  59. 59 ArnoMaris said at 11:23 AM on January 28th, 2013:

    Monachino, Davis and Hermann are all current linebacker coaches

  60. 60 Iskar36 said at 12:47 PM on January 28th, 2013:

    I know most people want to hire a DC who has had prior DC experience, but with all the names that have been put out there so far, the success these guys have had has been mediocre to flat out bad. How much should previous DC experience outweigh the very real possibility that these guys simply will not become good on their next stop? I know we would all like to find the next Vic Fangio (a guy who has had mediocre success at DC at multiple stops but has been very successful in San Fran), but I wonder how likely it is. At some point, is it better to hire a guy with no DC experience but a better track record of success? I should point out that I am not really all that high on Monachino necessarily, I’m just not sure I am impressed enough with any of the DC candidates so far that “previously was a DC” is enough of a resume.

  61. 61 wee2424 said at 3:31 PM on January 28th, 2013:

    Yeah, I am not exactly thrilled about the names being thrown around. Worried is actually the word i should use. My dream scenario would have been Lovie Smith even if only it were for one year. Sorta knew that was a very low percentage chance considering he wants to be a HC again, and the fact he decided to take the year off.
    From the candidates that are still available i guess i would prefer Monachino because he has a cool name. lol no im joking. I would prefer him because i feel anyone on the Ravens D staff knows about good hard football. Here is to hoping he would make a good DC.

  62. 62 Baloophi said at 1:30 PM on January 28th, 2013:

    By now, I’m sure everyone here is familiar with Chip Kelly’s quarterback philosophy:

    “In our attitude, every sack is the quarterback’s fault. It is not a sack if the quarterback throws the ball away. Nobody ever lost a game on an incomplete pass.”

    Guess he didn’t spend much time watching McNabb…

  63. 63 Anders said at 1:38 PM on January 28th, 2013:

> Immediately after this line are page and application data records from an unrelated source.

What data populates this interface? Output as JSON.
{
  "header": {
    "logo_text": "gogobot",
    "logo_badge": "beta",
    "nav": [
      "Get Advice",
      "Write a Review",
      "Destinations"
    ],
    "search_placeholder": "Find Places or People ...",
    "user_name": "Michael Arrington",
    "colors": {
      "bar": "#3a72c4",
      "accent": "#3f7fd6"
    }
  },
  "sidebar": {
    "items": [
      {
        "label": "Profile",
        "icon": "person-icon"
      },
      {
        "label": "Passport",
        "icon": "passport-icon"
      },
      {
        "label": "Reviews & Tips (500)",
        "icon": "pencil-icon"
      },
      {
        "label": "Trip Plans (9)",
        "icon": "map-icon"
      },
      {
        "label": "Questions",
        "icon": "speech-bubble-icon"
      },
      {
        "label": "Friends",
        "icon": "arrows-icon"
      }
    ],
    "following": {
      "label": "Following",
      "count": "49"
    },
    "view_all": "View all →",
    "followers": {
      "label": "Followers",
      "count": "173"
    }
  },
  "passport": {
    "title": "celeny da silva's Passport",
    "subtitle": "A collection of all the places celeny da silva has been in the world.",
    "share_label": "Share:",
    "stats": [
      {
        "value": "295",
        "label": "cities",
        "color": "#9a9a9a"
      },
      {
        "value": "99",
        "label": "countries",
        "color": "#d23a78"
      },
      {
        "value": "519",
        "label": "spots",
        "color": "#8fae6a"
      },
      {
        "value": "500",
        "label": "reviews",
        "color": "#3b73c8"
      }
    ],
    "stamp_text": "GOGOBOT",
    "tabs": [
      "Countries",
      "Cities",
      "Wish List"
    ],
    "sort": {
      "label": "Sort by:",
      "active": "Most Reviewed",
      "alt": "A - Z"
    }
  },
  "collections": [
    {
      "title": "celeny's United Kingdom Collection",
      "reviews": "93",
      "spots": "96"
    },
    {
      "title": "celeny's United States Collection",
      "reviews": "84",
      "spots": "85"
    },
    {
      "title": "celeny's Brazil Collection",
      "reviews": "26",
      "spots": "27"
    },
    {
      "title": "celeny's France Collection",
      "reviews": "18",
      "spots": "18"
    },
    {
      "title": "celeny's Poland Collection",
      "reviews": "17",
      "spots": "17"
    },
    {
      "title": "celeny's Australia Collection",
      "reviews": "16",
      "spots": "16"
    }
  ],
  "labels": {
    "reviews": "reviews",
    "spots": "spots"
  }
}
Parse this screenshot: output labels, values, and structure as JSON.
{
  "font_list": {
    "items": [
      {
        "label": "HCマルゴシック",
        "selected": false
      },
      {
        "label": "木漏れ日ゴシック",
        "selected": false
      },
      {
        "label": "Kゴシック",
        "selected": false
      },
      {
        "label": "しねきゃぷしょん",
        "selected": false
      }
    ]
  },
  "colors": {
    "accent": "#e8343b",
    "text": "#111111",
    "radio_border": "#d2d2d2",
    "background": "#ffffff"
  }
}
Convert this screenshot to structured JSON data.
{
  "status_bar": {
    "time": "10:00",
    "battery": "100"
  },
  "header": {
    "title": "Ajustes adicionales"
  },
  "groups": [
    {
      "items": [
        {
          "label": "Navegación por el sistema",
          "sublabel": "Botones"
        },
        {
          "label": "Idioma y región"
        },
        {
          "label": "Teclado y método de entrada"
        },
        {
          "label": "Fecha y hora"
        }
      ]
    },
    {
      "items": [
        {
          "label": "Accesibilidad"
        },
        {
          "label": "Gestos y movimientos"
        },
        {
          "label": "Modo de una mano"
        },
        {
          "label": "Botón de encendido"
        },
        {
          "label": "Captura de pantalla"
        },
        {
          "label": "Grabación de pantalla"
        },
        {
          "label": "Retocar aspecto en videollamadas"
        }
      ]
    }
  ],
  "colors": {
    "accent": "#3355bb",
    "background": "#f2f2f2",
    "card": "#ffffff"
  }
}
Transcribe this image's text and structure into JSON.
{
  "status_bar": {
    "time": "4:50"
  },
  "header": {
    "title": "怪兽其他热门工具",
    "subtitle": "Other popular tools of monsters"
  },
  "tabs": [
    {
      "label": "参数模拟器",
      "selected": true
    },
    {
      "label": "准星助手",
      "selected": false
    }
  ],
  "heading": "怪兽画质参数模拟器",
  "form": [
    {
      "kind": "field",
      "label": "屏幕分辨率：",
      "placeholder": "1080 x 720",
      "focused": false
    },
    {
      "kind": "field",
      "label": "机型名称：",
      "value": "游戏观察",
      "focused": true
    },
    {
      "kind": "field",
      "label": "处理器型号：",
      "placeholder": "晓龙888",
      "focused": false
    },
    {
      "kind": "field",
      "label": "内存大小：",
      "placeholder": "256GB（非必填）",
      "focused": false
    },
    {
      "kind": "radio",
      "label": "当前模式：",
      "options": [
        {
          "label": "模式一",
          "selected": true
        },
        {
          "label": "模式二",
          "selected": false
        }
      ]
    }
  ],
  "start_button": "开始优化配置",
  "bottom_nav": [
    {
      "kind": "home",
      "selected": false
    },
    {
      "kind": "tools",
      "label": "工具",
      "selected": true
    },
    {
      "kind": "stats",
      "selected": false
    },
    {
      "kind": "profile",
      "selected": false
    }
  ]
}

    McNabb’s problem was not throw aways on sacks, it was his worm burners when he had a perfect pocket.

  64. 64 Baloophi said at 3:57 PM on January 28th, 2013:

    Exactly… and we lost many a game on those incomplete passes.

  65. 65 T_S_O_P said at 3:29 AM on February 1st, 2013:

    Two history questions: Are the the Eagles the longest serving 4-3 team unbroken going back to 1985 (MC’s last HC season)? Number 91 Reggie White was in place when Buddy arrived, but did he ever play a down for Cambell?